Roy Stockdill, editor of the Journal of One-Name
Studies, has been turning up some interesting
curiosities from the CDROMs. It is now possible to
find out who was the oldest living person in Britain
in 1881. Roy says: "It's quite easy, except you
have to search each of the 16 census disks
individually. On the disks you enter the year 1775 in
the Birth Year box and set the Year Range to 5. Be
sure to leave the given name and surname boxes blank.
Each disk produces a surprising number of
centenarians. I didn't count the total, but I
estimate there were over loo. By far the largest
number was in Scotland and Wales. There are of course
some glaringly obvious errors - like a 'son' of 110
born in 1771 and a 'niece' of similar age. However,

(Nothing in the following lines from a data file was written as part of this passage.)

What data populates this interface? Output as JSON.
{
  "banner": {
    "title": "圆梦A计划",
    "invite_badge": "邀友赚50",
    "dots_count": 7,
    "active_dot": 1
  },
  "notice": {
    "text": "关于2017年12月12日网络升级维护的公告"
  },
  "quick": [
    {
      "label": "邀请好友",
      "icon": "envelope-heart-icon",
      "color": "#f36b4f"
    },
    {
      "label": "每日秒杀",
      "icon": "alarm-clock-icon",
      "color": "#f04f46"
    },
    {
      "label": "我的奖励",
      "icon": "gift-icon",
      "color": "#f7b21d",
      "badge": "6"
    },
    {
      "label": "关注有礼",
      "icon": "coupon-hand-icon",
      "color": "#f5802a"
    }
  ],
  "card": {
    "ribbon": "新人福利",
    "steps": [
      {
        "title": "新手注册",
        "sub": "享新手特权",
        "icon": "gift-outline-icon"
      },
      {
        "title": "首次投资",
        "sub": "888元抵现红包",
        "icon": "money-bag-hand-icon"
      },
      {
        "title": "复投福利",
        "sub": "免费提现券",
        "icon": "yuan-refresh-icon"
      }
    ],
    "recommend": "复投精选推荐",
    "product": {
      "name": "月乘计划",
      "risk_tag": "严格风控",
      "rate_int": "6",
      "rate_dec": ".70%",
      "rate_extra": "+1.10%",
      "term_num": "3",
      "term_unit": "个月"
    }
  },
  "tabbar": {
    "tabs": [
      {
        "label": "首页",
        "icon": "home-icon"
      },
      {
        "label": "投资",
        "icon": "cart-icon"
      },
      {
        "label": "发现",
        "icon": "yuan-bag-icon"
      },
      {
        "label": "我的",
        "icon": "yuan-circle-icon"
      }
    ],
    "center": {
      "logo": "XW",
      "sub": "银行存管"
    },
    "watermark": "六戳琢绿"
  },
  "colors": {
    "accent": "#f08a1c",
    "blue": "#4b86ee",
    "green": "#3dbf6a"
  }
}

here are the front runners":
Oldest man in Britain in
William Riley, widower, aged 105, born at Poole in
Dorset, head, gypsy living with Caroline Lee,
unmarried, aged 40, born Gloucester, also a gypsy.
Being a gypsy William's age may be a bit suspect,
but he is supposed to have been born in 1776. He must
have fathered his daughter, Caroline, when he was 65,
but this is by no means impossible, or even unlikely.
The fact that he was called Riley and she Lee,
although unmarried, is not unusual either. Gypsies
were often known by more than one name (see an
article in the current issue of the Genealogists'
Britain's oldest women in
Arm Howard, widow, aged 110, born in Borneo. Arm
is supposed to have been born in 1771. This one is a
bit debatable, but if the age is correct she is the
clear winner and also Britain's oldest person on the
1881 census. But there are several other contenders (all
Mary Slater, a soldier's widow, aged 108, born
Chirsty Macpherson, a crofter, aged 108, with
an unmarried daughter of 58.
Margaret Cameron, unmarried, aged 108.
Emma Wood, an unmarried nurse, aged 106.
In Berkshire one of the rare centenarians is Lady
Julia Lockwood who was living at Ravensbury,
Sunninghill. She was born in Dublin.
Apart from interesting himself in centenarians Roy
has been looking for eminent Victorians. He found
William Ewart Gladstone (at No. lo, where else), the
six-year-old Winston Churchill, and literary lions
like Oscar Wilde, George Bernard Shaw, and Arthur
Conan Doyle. Sir Arthur Sullivan, the composer lived
alone, aged 38, and was sandwiched in splendid
isolation between a Metropolitan fire station and a
church. He also found Oscar Wilde in Chelsea on
census night. Living in the same house were a 13year-old
apprentice and a 22-year-old printer, both described
as 'visitors'. The apprentice would appear to have
been the son of the housekeeper, but the printer is
If you find more famous entries, or oddities,
while looking through the census do let the editor
More from the CD ROM of the
The Queen was in residence at Windsor Castle on
census night in 1881 together with some of her
numerous children, and the ex-Empress Eugenie of
France. If you go to 'Neighbours' and then scroll
upwards you find that the very next person listed to
the Queen is a coachman's wife, who rejoiced in the
splendid name of Fanny Whip. No, she was not an
ancestor of Nanny Whip in 'Blot on the Landscape'!